• What to produce: Throughout the material below, how many lines include the string "clock"? Reply with only the number.

━━ Records for the task ━━

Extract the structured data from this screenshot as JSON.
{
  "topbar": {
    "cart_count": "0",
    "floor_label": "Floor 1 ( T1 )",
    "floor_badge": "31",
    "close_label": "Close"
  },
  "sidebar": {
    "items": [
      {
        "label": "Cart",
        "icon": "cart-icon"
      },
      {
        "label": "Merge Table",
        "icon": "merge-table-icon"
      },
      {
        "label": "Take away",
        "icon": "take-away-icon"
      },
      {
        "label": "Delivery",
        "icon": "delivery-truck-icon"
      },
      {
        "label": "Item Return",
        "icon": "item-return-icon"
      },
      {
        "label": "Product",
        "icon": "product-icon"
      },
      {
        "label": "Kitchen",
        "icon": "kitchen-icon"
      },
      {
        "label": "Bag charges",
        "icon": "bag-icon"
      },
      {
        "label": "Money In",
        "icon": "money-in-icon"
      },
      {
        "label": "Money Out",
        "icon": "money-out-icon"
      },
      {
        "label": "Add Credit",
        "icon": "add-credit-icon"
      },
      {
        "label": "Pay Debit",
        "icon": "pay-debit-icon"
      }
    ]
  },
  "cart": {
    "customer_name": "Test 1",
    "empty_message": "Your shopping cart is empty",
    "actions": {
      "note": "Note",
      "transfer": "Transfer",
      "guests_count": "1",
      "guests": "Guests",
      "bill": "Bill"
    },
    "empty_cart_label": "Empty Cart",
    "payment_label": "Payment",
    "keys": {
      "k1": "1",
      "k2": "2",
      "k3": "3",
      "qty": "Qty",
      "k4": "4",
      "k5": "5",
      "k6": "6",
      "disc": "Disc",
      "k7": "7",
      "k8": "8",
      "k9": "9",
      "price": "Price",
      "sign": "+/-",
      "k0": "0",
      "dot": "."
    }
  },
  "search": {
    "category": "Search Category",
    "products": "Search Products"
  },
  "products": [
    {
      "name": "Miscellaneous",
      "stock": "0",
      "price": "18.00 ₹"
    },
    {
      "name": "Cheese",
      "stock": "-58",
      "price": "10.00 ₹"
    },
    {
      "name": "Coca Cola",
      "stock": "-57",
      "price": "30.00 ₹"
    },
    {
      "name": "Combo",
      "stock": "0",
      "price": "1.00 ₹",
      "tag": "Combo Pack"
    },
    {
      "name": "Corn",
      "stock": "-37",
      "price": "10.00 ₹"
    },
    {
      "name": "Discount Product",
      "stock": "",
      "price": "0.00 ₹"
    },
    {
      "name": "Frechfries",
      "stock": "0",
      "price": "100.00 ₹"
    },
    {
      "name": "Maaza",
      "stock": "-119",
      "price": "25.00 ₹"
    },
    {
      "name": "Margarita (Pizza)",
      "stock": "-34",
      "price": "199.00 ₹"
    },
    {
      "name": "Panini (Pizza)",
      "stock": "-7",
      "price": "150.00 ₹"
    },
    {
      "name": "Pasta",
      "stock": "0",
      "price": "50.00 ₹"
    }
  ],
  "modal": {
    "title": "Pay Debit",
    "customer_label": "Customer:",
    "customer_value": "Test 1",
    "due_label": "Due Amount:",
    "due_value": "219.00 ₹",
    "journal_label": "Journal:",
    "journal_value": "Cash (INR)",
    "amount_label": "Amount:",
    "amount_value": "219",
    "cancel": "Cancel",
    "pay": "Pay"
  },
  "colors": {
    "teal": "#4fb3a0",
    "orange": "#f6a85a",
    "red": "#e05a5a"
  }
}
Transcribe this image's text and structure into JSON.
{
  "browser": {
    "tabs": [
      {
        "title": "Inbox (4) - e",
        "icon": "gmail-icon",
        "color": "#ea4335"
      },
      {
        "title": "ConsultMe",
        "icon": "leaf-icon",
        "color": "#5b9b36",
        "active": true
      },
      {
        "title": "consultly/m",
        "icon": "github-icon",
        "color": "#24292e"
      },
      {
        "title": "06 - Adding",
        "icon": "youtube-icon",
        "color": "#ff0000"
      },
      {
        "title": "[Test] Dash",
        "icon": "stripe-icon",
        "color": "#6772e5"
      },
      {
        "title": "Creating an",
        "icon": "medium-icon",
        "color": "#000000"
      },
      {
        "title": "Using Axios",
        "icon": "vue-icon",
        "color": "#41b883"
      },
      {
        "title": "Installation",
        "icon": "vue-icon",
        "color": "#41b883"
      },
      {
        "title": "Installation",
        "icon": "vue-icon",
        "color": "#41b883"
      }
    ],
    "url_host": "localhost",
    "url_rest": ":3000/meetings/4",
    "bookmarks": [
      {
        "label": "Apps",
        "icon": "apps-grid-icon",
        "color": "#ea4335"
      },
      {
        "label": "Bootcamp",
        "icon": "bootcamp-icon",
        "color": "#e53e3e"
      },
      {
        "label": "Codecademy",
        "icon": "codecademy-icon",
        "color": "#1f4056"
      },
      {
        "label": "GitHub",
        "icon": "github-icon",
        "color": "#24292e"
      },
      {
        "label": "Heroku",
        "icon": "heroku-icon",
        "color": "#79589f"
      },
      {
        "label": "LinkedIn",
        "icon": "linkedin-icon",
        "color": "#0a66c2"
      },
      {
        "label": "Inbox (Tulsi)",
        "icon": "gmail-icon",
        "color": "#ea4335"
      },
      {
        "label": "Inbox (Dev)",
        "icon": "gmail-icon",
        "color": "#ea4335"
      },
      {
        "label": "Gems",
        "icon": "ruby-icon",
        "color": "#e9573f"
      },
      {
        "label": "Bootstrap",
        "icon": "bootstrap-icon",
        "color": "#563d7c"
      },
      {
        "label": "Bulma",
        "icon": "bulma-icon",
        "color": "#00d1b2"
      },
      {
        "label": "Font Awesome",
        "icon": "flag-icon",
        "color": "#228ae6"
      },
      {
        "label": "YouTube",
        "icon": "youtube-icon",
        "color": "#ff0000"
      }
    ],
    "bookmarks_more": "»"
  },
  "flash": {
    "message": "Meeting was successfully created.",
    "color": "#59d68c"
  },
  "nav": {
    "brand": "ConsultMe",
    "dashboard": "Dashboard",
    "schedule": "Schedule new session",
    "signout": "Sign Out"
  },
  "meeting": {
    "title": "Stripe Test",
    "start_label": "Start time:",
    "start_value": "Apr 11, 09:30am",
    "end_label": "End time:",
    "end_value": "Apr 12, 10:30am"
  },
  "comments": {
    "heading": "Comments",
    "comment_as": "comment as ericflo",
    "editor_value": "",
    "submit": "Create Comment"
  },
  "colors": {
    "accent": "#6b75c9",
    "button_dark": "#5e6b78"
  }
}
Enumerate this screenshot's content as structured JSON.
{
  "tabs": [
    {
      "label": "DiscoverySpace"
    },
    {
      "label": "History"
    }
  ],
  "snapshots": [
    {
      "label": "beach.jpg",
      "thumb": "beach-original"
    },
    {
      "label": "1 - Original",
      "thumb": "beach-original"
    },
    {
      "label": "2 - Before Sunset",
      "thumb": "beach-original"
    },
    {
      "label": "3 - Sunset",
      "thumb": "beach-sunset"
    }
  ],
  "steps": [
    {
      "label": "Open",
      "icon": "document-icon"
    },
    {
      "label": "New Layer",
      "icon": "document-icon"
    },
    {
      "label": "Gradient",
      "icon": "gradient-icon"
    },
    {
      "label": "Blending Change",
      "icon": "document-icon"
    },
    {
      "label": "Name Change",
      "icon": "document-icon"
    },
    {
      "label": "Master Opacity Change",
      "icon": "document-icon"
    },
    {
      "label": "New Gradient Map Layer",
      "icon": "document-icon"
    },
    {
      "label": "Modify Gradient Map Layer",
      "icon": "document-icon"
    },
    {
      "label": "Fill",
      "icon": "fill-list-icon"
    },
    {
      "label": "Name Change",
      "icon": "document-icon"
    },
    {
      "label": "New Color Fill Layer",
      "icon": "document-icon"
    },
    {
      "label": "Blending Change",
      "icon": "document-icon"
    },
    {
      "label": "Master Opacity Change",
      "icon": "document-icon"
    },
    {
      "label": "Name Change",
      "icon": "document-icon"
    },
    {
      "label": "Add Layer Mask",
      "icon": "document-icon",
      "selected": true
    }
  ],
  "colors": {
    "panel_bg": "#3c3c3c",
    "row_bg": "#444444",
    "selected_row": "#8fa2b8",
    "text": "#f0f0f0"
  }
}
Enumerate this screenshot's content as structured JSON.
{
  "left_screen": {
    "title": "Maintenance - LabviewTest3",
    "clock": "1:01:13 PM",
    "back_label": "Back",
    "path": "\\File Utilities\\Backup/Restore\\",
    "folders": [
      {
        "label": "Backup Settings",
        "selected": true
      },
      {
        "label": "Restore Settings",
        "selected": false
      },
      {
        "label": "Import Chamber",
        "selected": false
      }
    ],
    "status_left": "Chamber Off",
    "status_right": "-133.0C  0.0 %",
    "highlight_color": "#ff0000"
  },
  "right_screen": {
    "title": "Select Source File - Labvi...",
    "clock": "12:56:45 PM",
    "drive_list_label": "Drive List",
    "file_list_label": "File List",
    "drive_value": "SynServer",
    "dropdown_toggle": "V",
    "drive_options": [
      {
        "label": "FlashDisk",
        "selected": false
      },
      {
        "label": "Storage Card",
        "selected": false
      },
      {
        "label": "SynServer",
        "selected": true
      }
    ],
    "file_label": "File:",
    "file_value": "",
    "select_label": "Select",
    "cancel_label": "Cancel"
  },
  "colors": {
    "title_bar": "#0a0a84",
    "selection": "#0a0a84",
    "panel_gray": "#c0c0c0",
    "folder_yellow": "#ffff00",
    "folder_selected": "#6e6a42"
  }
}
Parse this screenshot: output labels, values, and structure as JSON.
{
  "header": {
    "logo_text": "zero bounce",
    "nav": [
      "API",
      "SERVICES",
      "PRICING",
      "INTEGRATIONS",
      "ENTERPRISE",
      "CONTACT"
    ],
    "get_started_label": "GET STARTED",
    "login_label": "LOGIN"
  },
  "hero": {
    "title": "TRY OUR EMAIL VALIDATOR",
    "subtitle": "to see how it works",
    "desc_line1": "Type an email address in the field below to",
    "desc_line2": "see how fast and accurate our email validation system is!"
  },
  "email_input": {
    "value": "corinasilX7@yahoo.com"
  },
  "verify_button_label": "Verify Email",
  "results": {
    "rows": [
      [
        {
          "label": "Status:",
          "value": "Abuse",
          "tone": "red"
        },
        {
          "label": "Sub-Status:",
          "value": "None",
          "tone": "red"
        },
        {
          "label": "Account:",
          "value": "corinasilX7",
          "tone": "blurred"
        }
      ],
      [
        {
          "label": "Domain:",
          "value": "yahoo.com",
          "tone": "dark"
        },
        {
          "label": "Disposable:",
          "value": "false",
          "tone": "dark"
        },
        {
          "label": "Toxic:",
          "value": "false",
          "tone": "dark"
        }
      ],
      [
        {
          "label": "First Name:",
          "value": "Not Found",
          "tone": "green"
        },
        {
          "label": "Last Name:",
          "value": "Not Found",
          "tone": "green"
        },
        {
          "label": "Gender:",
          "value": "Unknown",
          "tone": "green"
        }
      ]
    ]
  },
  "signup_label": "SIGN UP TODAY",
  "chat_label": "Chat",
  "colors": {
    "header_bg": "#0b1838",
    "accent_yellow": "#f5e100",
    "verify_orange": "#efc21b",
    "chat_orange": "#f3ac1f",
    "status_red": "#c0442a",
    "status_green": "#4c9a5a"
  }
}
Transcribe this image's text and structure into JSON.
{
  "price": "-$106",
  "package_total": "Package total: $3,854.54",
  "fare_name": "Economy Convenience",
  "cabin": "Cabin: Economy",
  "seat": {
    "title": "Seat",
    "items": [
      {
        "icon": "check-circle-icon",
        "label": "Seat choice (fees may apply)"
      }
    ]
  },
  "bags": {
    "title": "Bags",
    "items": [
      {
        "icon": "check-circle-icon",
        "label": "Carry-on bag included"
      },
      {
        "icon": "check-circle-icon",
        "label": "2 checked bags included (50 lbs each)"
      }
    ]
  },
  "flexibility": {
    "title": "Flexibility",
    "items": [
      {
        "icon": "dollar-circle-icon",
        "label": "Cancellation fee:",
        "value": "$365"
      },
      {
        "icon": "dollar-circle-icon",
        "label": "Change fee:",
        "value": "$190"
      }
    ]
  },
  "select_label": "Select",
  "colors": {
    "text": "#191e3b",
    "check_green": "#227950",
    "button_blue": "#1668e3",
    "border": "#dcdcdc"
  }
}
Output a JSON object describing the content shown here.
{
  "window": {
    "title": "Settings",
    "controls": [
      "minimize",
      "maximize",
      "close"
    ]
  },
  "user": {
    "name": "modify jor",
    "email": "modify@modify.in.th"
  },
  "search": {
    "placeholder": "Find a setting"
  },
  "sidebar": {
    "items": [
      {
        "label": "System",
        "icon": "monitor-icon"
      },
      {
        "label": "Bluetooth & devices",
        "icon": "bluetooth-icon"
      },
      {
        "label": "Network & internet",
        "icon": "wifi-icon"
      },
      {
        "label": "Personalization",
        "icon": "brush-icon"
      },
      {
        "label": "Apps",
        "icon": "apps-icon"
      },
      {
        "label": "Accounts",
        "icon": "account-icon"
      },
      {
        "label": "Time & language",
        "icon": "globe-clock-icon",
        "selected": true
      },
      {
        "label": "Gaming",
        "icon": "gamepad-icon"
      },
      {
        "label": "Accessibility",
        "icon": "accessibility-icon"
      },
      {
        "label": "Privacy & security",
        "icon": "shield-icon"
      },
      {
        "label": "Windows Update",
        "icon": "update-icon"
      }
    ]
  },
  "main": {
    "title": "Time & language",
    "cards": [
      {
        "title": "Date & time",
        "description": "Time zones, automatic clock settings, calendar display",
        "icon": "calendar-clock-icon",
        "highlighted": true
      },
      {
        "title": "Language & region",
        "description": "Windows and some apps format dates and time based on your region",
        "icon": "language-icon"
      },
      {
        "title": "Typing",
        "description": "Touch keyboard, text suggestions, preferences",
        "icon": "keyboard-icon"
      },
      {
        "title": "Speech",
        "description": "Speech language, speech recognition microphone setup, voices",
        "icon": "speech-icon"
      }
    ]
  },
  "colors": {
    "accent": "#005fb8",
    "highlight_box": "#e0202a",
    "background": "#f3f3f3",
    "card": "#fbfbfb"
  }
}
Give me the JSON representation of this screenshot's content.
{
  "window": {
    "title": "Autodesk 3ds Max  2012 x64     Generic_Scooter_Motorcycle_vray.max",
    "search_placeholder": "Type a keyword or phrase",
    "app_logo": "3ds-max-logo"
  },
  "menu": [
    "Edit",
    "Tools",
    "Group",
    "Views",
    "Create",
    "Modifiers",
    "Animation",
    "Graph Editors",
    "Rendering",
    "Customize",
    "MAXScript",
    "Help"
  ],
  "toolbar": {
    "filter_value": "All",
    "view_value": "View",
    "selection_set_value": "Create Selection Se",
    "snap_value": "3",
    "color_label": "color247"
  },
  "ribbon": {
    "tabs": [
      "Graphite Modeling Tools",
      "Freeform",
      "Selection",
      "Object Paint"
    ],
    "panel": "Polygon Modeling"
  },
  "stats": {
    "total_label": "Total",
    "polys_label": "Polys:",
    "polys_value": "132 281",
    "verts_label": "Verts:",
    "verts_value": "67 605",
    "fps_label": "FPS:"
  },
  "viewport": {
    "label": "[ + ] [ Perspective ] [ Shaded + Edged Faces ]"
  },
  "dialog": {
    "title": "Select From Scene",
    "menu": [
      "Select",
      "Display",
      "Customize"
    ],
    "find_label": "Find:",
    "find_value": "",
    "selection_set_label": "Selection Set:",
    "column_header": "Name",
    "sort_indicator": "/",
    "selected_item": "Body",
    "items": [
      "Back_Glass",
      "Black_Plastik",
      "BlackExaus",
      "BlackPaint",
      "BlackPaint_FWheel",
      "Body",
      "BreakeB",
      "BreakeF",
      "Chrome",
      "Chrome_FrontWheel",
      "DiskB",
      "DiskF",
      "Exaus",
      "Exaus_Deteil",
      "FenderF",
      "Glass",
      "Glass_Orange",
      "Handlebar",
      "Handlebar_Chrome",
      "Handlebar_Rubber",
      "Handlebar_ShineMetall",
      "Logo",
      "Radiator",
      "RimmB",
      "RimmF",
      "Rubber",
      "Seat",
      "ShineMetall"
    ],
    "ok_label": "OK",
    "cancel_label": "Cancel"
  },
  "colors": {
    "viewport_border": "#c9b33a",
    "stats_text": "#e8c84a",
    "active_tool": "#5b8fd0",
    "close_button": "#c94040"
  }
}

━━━

• Solution to the exercise: 5